This final book in Jennifer Worth’s memories of her time as a midwife in London’s East end brings her story full circle. As always there are heartbreaking stories such as the family devastated by tuberculosis and a ship’s woman who ‘serviced’ the entire crew, as well as plenty of humour and warmth such as the tale of two women who shared the same husband! Other stories cover backstreet abortions, the changing life of the docklands, infanticide, as well as the lives of the inhabitants of Nonnatus House.
I loved the first two books in the trilogy so I definitely what to read this last one.
When he was in his late fifties, Michael Caine believed his glamorous, rags-to-riches Hollywood career had come to an end. The scripts being sent his way were worse and worse. When one script really disappointed, he called the producer to complain about the part. The producer said, “No, no, we don’t want you for the lover, we want you for the father.” Salvation came in the unlikely form of his old friend Jack Nicholson, who convinced him to give acting one more shot. What followed was not only an incredible personal transformation but also one of the most radical comebacks in film history.
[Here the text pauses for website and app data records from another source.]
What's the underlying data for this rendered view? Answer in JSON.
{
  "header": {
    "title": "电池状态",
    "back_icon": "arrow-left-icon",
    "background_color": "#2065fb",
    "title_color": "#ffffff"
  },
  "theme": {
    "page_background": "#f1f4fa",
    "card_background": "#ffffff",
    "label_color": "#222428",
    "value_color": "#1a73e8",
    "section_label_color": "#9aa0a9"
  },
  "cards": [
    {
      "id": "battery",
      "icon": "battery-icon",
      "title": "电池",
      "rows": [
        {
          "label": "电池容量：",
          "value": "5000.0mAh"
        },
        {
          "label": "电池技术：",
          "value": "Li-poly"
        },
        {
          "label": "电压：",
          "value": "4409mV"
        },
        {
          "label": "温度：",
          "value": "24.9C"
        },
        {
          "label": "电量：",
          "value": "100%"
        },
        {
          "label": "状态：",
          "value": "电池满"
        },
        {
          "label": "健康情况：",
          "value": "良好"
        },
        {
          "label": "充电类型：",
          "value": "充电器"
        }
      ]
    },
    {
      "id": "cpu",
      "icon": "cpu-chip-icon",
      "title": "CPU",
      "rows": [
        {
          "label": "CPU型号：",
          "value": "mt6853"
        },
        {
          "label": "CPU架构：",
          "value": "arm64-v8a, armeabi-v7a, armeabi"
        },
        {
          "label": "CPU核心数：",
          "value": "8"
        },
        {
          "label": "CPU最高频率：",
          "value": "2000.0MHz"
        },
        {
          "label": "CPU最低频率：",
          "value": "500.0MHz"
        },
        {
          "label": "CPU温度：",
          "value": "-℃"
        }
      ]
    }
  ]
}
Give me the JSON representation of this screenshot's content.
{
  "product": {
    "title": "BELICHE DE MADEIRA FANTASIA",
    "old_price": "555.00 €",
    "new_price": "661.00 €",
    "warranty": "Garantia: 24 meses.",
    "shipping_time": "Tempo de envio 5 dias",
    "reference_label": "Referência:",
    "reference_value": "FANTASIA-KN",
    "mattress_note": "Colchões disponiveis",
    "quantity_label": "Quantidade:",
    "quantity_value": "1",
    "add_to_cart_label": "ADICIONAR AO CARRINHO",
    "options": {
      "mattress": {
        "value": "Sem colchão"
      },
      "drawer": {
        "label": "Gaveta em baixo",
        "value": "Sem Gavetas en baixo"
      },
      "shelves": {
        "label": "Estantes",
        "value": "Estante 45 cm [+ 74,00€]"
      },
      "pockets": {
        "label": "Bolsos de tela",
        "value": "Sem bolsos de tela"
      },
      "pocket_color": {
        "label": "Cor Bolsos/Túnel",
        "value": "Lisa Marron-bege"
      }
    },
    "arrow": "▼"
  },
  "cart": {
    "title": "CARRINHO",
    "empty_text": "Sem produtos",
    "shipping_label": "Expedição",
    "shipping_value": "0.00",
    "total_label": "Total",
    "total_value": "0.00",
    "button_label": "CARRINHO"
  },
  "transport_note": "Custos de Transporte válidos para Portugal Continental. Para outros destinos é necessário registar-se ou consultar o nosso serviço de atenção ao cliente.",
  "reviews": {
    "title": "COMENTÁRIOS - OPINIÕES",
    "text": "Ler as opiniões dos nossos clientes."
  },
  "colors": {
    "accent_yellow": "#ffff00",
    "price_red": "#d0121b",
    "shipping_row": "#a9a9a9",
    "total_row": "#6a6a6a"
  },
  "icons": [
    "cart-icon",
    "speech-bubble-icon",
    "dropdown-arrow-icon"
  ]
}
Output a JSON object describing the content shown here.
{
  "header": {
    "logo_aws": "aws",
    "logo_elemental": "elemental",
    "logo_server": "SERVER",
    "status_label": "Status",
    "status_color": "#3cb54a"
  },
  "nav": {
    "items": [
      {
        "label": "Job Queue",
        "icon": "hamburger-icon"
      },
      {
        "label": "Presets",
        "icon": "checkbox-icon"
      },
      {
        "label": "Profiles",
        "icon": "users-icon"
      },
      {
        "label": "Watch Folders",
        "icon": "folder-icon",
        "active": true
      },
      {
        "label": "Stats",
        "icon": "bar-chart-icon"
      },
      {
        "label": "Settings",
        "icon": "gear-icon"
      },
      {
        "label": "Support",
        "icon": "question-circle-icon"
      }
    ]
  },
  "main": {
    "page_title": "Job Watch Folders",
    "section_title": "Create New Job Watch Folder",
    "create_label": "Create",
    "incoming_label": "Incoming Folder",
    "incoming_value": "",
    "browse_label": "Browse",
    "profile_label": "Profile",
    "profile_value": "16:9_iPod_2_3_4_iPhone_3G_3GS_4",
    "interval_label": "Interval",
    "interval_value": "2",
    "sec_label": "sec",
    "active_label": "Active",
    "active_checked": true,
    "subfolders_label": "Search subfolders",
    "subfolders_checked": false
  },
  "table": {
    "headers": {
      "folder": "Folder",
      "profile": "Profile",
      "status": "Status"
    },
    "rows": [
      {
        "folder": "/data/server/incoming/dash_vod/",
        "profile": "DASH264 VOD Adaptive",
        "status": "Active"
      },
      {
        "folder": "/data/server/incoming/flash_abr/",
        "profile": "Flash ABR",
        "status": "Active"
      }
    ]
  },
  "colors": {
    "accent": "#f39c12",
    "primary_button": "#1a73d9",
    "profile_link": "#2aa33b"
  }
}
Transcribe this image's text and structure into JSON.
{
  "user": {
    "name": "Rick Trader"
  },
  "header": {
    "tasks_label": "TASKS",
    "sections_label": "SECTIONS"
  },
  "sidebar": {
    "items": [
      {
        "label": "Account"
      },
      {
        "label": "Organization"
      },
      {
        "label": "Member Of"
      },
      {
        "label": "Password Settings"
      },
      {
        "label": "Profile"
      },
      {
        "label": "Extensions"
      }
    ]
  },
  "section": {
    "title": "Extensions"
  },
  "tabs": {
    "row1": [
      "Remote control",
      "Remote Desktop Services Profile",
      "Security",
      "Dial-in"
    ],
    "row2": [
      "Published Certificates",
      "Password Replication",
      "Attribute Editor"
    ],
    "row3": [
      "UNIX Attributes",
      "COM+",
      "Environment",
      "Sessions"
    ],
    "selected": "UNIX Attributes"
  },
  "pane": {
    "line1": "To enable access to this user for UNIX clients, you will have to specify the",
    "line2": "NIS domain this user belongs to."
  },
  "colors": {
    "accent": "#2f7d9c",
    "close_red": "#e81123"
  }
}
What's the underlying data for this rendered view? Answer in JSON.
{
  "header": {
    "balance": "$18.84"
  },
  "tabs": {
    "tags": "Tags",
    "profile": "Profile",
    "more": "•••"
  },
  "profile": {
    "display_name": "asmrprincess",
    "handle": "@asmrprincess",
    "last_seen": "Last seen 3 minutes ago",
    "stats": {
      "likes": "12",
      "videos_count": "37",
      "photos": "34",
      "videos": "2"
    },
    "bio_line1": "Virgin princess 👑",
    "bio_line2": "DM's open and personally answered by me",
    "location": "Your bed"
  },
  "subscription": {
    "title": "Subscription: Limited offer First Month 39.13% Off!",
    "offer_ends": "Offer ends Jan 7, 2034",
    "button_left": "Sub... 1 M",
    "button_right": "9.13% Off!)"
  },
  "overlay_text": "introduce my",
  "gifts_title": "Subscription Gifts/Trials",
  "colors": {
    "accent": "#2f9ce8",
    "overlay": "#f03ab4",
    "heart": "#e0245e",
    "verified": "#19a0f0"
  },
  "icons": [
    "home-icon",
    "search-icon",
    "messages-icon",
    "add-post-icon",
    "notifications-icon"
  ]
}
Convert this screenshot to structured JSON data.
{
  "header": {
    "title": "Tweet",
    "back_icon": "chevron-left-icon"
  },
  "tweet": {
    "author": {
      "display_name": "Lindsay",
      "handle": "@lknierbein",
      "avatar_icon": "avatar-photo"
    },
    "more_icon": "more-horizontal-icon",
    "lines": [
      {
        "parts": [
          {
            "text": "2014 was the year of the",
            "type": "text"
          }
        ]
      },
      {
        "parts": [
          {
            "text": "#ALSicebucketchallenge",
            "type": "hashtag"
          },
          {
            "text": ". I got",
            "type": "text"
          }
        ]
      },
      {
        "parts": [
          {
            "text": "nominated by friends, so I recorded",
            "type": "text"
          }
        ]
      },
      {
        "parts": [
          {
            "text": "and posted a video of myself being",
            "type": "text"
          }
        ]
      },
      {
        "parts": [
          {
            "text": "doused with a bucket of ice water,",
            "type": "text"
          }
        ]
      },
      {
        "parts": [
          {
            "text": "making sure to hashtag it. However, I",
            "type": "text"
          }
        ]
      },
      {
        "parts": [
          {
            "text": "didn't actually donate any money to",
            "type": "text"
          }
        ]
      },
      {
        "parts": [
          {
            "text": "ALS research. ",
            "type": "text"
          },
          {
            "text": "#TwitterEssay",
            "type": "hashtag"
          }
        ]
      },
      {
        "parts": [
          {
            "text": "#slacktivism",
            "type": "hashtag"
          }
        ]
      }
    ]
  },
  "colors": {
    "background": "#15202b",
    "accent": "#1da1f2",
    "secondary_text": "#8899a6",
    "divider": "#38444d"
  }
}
Learning to accept his new role both on camera and in his own life, Caine went on to win his second Oscar, be knighted by the queen, and deliver some of his best performances to date. Now he shares the spectacular story of his life, from his humble upbringing in London’s poverty-stricken Elephant and Castle, his military service, touching marriage and family life, and lively adventures with friends, to legendary meetings with fellow stars, forays as a restaurateur, and hilarious off-screen encounters from his glittering five-decade career. Caine brings his gift for storytelling and his insider’s view to a tale that is funny, warm, and deeply honest.
I’ve heard and seen Michael Caine in numerous wonderful interviews so I think I’ll give this a miss as I probably know his story well enough.
Through her wildly popular television shows, her five bestselling cookbooks, her line of kitchenware, and her frequent media appearances, Nigella Lawson has emerged as one of the food world’s most seductive personalities. How to Eat is the book that started it all–Nigella’s signature, all-purposed cookbook, brimming with easygoing mealtime strategies and 350 mouthwatering recipes, from a truly sublime Tarragon French Roast Chicken to a totally decadent Chocolate Raspberry Pudding Cake. Here is Nigella’s total (and totally irresistible) approach to food–the book that lays bare her secrets for finding pleasure in the simple things that we cook and eat every day.
I like Nigella but I don’t need any new books by her at the moment.
Jane Moneypenny may project a cool, calm and collected image but her secret diary reveals a different story.
In the grip of an uncertain love affair and haunted by a dark family secret, the last thing she needs is a crisis at work. But the Secret Intelligence Service is in chaos and only a woman’s touch can save it. When Moneypenny finds herself alone on a highly charged Russian adventure she turns, with breathless intimacy, to writing a truly explosive private diary.
I really enjoyed the first book and I have the physical books so this is staying.
Books Removed 6 TBR total 961
I did enjoy doing this and as the pile is so large I’ll probably do another session during the week.